The continuing row over the 'Clintonisation' of Labour overshadowed John Smith's attempts in a television interview yesterday to stress reviving Britain's economy, revamping its 'antiquated constitution' and turning the social security system into a springboard for opportunity as key Labour themes.
The debate between the 'modernisers' and the 'traditionalists' also become more personal as Mr Hattersley accused John Prescott - a rival for the deputy leadership in the 1980s - in a Sunday Times article of trivialising the debate. He charged that 'in the Prescott analysis, the litmus test of genuine socialism is opposition to the Maastricht treaty, support for a basically undemocratic party constitution and willingness to go on losing general elections'.
Mr Hattersley argued that a party committed to redistribution could not continue mortgage tax relief - a course now thought to be under review for the medium term by the Conservatives - but equally had to discuss targeting benefits.
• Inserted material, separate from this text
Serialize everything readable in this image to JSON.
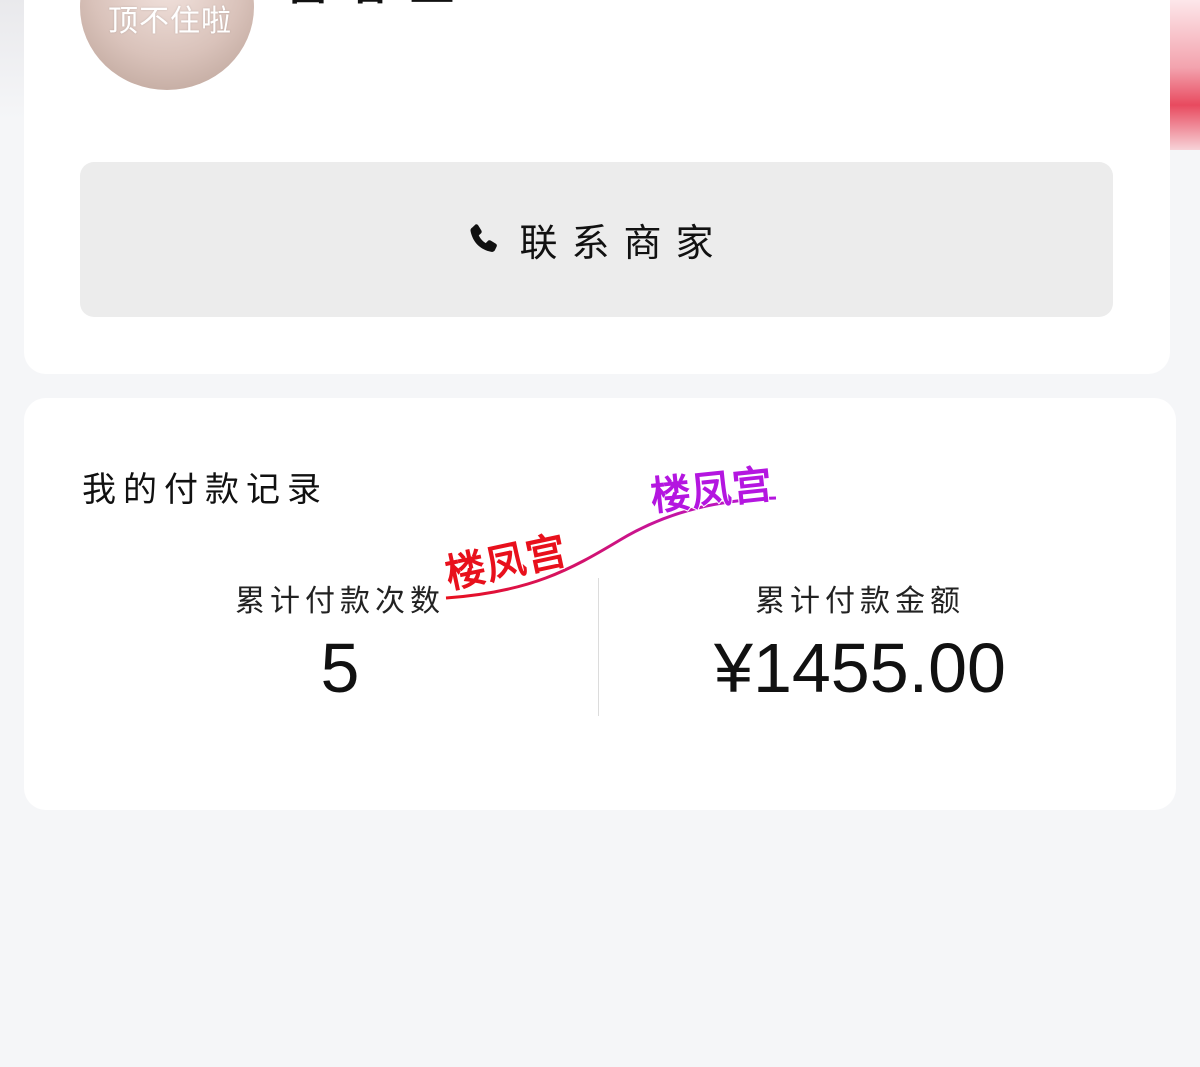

Labour, he said, 'cannot pretend that it does not have to choose between concentrating help on those in greatest need and spreading the available funds thinly over rich and poor alike'.
Mr Smith, on Breakfast with Frost, defended universal child benefit but said the state should be enabling. 'What the state ought to do these days is not go round to people and say 'Look, we will guarantee everything for you'; what they ought to say is 'Look, here's an opportunity'.'
After a weekend conference with key advisers to President- elect Bill Clinton, Mr Smith said there were lessons to be learned but he ruled out 'Clintonisation' of policy.
Mr Smith's comments, however, came as Patricia Hewitt and Philip Gould, two key Labour advisers, argued in the first edition of a Labour journal, Renewal, that the first lesson of the Clinton campaign was to forge 'a new political identity', rather than to be seen, like Labour, as 'the party of the poor and the past'.
Clare Short, a Labour frontbencher and national executive member, said she feared Mr Clinton's victory was being used to 'legitimise' an agenda 'to get rid of all our old values, be embarrassed about the unions, and don't talk about the poor'.
There was no point in having a Labour Party, she said on BBC Radio 4's The World this Weekend, if it 'dumps the unions and the poor'.
Donald Dewar, the party's social security spokesman, attempted to calm such fears in a speech in Oxford. He rejected the idea that 'Labour must be beastly to the poor to convince Essex man that we are on his side'.Reuse content